NEWSLETTER    ISSUE 5   SEPTEMBER 2011

Our  series  on  saving  money  via  your  electricity  bill  ends  with  this  note  about  changing  your  meter to  benefit  from  off-peak  rates.  You  can  save  up  to  24c  per  kilowatt  in  your  home  but  you  will  need  a PowerSmart meter.   The Energy  Australia website advises as follows:

Up  until  now,  the  price  you  have  paid  for  electricity  has  been  the  same  throughout  the  day,  except  for some  limited  controlled  load  off-peak  rates.  Your  current  pricing  can  be  replaced  by  ‘time  of  use’  pricing called PowerSmart which is broken up into peak, shoulder and off-peak time bands.

PowerSmart  helps  you  to  save  money  by  moving  some  of  your  energy  consumption  away  from  the expensive peak periods to the less expensive shoulder and off-peak periods. Your electricity consumption will  be  recorded  over  half-hour  intervals,  24  hours  a  day  and  stored  in  the  meter,  recording  the  amount of electricity that is used and the time of day it is used.

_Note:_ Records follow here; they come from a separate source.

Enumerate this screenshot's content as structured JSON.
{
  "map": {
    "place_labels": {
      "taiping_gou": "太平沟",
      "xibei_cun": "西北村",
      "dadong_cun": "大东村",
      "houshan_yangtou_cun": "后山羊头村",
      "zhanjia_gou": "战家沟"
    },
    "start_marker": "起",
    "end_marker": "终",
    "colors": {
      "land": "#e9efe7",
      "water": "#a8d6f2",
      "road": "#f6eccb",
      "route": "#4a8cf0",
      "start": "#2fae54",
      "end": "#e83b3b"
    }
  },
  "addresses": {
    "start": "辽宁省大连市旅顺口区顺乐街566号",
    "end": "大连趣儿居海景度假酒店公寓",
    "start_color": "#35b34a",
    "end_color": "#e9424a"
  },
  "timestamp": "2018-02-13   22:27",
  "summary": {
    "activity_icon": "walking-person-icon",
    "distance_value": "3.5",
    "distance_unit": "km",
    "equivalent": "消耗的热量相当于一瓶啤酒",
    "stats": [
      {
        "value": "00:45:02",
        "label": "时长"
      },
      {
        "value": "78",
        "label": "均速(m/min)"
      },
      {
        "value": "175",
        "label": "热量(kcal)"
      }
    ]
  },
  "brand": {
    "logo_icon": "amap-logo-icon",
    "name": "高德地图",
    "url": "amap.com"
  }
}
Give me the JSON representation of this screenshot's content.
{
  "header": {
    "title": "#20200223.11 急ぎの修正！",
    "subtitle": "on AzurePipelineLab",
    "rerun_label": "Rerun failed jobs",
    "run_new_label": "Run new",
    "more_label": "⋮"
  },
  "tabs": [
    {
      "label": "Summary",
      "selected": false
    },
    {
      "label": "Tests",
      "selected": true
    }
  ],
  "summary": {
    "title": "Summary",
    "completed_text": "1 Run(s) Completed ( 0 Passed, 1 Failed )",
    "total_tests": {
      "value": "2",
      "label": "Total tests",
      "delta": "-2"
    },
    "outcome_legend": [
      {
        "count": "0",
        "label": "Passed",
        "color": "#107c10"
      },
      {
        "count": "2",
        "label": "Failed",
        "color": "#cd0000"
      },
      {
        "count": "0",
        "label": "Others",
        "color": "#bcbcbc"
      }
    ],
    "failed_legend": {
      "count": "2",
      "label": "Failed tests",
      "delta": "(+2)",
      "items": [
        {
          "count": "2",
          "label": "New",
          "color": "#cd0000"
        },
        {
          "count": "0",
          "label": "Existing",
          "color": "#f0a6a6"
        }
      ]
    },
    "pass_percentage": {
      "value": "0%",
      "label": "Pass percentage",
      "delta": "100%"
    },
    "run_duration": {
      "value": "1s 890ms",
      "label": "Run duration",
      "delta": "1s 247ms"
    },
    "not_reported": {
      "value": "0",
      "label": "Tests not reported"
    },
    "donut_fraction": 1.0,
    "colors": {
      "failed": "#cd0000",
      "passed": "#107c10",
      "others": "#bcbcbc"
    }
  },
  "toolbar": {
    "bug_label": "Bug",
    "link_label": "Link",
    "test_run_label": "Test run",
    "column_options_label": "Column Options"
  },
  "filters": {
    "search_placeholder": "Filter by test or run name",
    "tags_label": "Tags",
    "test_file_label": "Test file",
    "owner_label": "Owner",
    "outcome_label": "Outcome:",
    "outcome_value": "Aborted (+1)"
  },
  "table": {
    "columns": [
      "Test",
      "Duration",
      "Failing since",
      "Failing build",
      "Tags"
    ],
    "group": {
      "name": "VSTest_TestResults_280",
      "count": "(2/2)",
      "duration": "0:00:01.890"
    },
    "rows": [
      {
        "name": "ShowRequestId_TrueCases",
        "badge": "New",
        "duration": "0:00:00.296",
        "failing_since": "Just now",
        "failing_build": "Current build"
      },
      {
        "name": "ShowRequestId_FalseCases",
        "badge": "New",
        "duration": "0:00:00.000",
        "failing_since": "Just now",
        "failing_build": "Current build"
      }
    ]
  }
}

So  arrange  for  a  Powersmart  meter  to  be  installed  at  your  home  to  achieve  the  above  savings.    By changing  the  meter  and  in  some  cases,  the  timer  in  common  areas,  you  can  realise  savings  on  your levies  too  -  in  relation  to  running  pumps  (for  hot  water,  pools  and  in  the  garage  pits  etc),  garage ventilation systems, pool filters and pool cleaners.

Executive  Committees  interested  in  the  services  of  a  consultant  to  provide  a  one–off  audit  report on  reducing  energy  costs  can  email  us  at  reception@prostrata.com.au  to  request  a  proposal  for  the committee’s consideration.

Firms we can obtain proposals for consideration from are:

Sustainability Now  – Ethan Burns ethan@sustainabilitynow.com.au 0411 345 986

Energy  Action  – Stephen McCulloch - stephenmcculloch@energyaction.com.au - 0403 221 959

Breaches of bylaws 

These  are  a  very  common  complaint  to  strata  managers.    We  estimate  that  more  than  50%  of  schemes experience  at  least  one  breach  per  year.    These  generally  relate  to  parking  on  common  property  (e.g. visitors  parking  by  residents),  the  keeping  of  pets  without  approval,  noise,  and  the  disposal  of  rubbish and recycling

In  an  ideal  world  a  quiet  chat  between  neighbours  would  reconcile  any  issues,  and  indeed,  this  is certainly  a  good  place  to  start.    Should  a  discussion  not  solve  things  then  the  Executive  Committee  can decide to become involved.   The exception however is noise.

If  a  knock  at  the  door  at  the  time  of  the  noise  and  a  polite  request  for  things  to  be  toned  down  does  not result  in  a  solution,  then  the  police  should  be  called  there  and  then.    There  is  nothing  to  be  gained  in suffering  through  excessive  noise  for  hours,  at  any  time  of  the  day  or  night,  because  your  neighbour  has no  regard  for  your  right  to  the  quiet  enjoyment  of  your  lot.    If  the  police  are  ineffective  at  the  time  of  the event, then a letter from us or the real estate agent a day or two later won’t prevent a reoccurrence.

Individuals,  whether  owners  or  tenants,  can  apply  to  the  Office  of  Fair  Trading  (OFT)  to  intervene  if  the  Police  are  ineffective  on  more  than  one  occassion.  All  complaints  lodged  with  the  OFT  start  with mediation  -  where  you  and  the  other  party  will  meet  with  a  trained  OFT  officer  –  and  in  the  vast  majority of  cases  this  achieves  the  desired  outcome.    If  you  are  not  able  to  achieve  a  mediated  outcome  then you  will  be  advised  on  applying  for  an  Order  by  an  Adjudicator.  However  mediation  is  the  first  step  in all cases.

So,  remember:  you  have  the  power  under  the  Strata  Schemes  Management  Act  1996  (NSW)  to  effect change if problems for you are not resolved by conversation.

Welcome Emily Goodreid 

Emily  joined  us  during  August  as  a  senior  strata  manager  to  look  after  a  portfolio  of  buildings.  She  has over  7  years  of  experience,  and  until  recently,  was  responsible  for  blocks  of  over  100  units.    She  is familiar  with  the  processes  for  defects  rectification,  major  repairs  and  renovations  to  common  property, and the  Strata Schemes Management  Act 1996  (NSW).